The cost of getting a mortgage is much more than just the interest you will pay on the borrowed amount. When you sit down at the closing, you may be surprised with unexpected fees. While many homebuyers simply pay these fees without question, you can avoid many of them when you begin your home search by shopping the various mortgage companies. Fees vary considerably by mortgage lender. Knowing the fees and how much you should be charged will help you determine which mortgage lender is giving you the best overall deal and help you avoid being gouged at closing.
If you are planning on buying a home or refinancing your home, your lender is going to want to get an appraisal on the property before loaning you the money to purchase it. This is an essential fee in most cases, but knowing the actual cost of the appraisal is also important so you are not overpaying. Most appraisals cost between $225 and $750 depending on the actual value of the property. But some lenders will charge a mark-up or an additional fee for the appraisal, even though they are not supposed to charge more for third-party services than what the actual service costs. To avoid this, find out how much an appraisal for the property would cost and then look for the mortgage lender that charges close to that price.
Credit Report Costs
Getting a credit report is another essential fee when you choose to purchase a home. The lender will want to examine your credit score and credit history before deciding whether to work with you. A lender should not charge you more than about $25 for pulling your credit report. If your lender insists on charging more, find out why. Many mortgage lenders do not charge this fee at all because it is such a nominal amount.
Postage, Wire-Transfer and Courier Fees
Postage, wire-transfer, and courier fees have come down significantly over the last ten years as the world has gone electronic. Email has become a preferred way of sharing drafts and contracts. According to industry surveys, these three fees combined should not cost more than $75. If the lender you plan on working with wants to charge much more than that, it may be a good sign that you are getting gouged.

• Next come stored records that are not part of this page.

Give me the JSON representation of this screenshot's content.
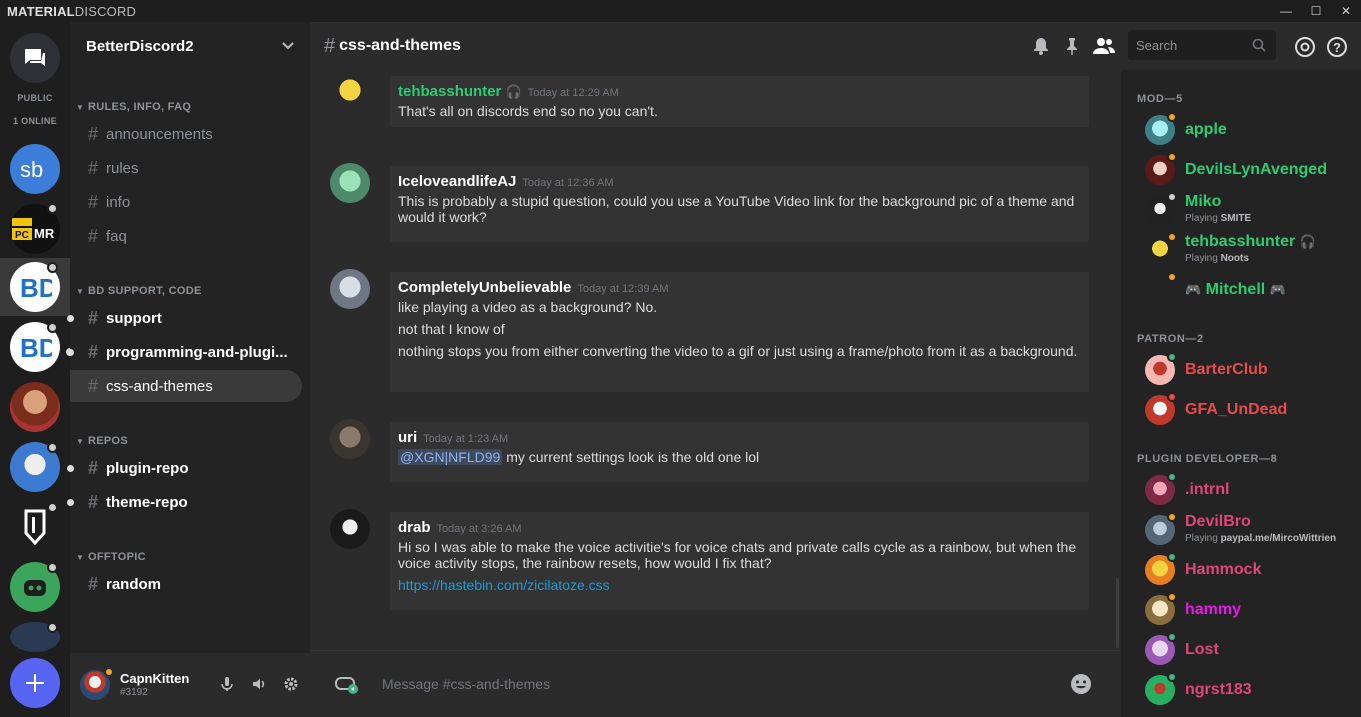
{
  "window": {
    "brand_bold": "MATERIAL",
    "brand_rest": "DISCORD",
    "controls": {
      "minimize": "—",
      "maximize": "☐",
      "close": "✕"
    }
  },
  "guilds": {
    "public_label": "PUBLIC",
    "online_label": "1 ONLINE"
  },
  "server": {
    "name": "BetterDiscord2"
  },
  "categories": {
    "rules": "RULES, INFO, FAQ",
    "support": "BD SUPPORT, CODE",
    "repos": "REPOS",
    "offtopic": "OFFTOPIC"
  },
  "channels": [
    {
      "name": "announcements"
    },
    {
      "name": "rules"
    },
    {
      "name": "info"
    },
    {
      "name": "faq"
    },
    {
      "name": "support"
    },
    {
      "name": "programming-and-plugi..."
    },
    {
      "name": "css-and-themes"
    },
    {
      "name": "plugin-repo"
    },
    {
      "name": "theme-repo"
    },
    {
      "name": "random"
    }
  ],
  "user": {
    "name": "CapnKitten",
    "tag": "#3192"
  },
  "chat": {
    "hash": "#",
    "title": "css-and-themes",
    "search_placeholder": "Search",
    "composer_placeholder": "Message #css-and-themes"
  },
  "messages": [
    {
      "author": "tehbasshunter",
      "timestamp": "Today at 12:29 AM",
      "lines": [
        "That's all on discords end so no you can't."
      ]
    },
    {
      "author": "IceloveandlifeAJ",
      "timestamp": "Today at 12:36 AM",
      "lines": [
        "This is probably a stupid question, could you use a YouTube Video link for the background pic of a theme and would it work?"
      ]
    },
    {
      "author": "CompletelyUnbelievable",
      "timestamp": "Today at 12:39 AM",
      "lines": [
        "like playing a video as a background? No.",
        "not that I know of",
        "nothing stops you from either converting the video to a gif or just using a frame/photo from it as a background."
      ]
    },
    {
      "author": "uri",
      "timestamp": "Today at 1:23 AM",
      "mention": "@XGN|NFLD99",
      "lines": [
        " my current settings look is the old one lol"
      ]
    },
    {
      "author": "drab",
      "timestamp": "Today at 3:26 AM",
      "lines": [
        "Hi so I was able to make the voice activitie's for voice chats and private calls cycle as a rainbow, but when the voice activity stops, the rainbow resets, how would I fix that?"
      ],
      "link": "https://hastebin.com/zicilatoze.css"
    }
  ],
  "member_groups": [
    {
      "title": "MOD—5",
      "members": [
        {
          "name": "apple",
          "color": "#2ecc71",
          "status": "#faa61a"
        },
        {
          "name": "DevilsLynAvenged",
          "color": "#2ecc71",
          "status": "#faa61a"
        },
        {
          "name": "Miko",
          "color": "#2ecc71",
          "status": "#cfcfcf",
          "activity_prefix": "Playing ",
          "activity": "SMITE"
        },
        {
          "name": "tehbasshunter",
          "color": "#2ecc71",
          "status": "#faa61a",
          "activity_prefix": "Playing ",
          "activity": "Noots"
        },
        {
          "name": "Mitchell",
          "color": "#2ecc71",
          "status": "#faa61a"
        }
      ]
    },
    {
      "title": "PATRON—2",
      "members": [
        {
          "name": "BarterClub",
          "color": "#e84b4b",
          "status": "#43b581"
        },
        {
          "name": "GFA_UnDead",
          "color": "#e84b4b",
          "status": "#f04747"
        }
      ]
    },
    {
      "title": "PLUGIN DEVELOPER—8",
      "members": [
        {
          "name": ".intrnl",
          "color": "#e0457b",
          "status": "#43b581"
        },
        {
          "name": "DevilBro",
          "color": "#e0457b",
          "status": "#faa61a",
          "activity_prefix": "Playing ",
          "activity": "paypal.me/MircoWittrien"
        },
        {
          "name": "Hammock",
          "color": "#e0457b",
          "status": "#43b581"
        },
        {
          "name": "hammy",
          "color": "#ea18ea",
          "status": "#faa61a"
        },
        {
          "name": "Lost",
          "color": "#e0457b",
          "status": "#43b581"
        },
        {
          "name": "ngrst183",
          "color": "#e0457b",
          "status": "#43b581"
        }
      ]
    }
  ]
}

Most reputable mortgage lenders will give you a checklist of fees that you can expect to pay at closing when you first start working with them. This gives you the opportunity to shop around. But if there is one mortgage lender that you really want to work with, you may be able to negotiate some of the fees, especially if you have written proof from other lenders on their pricing. Doing your homework on mortgage lenders can save you hundreds or even thousands of dollars.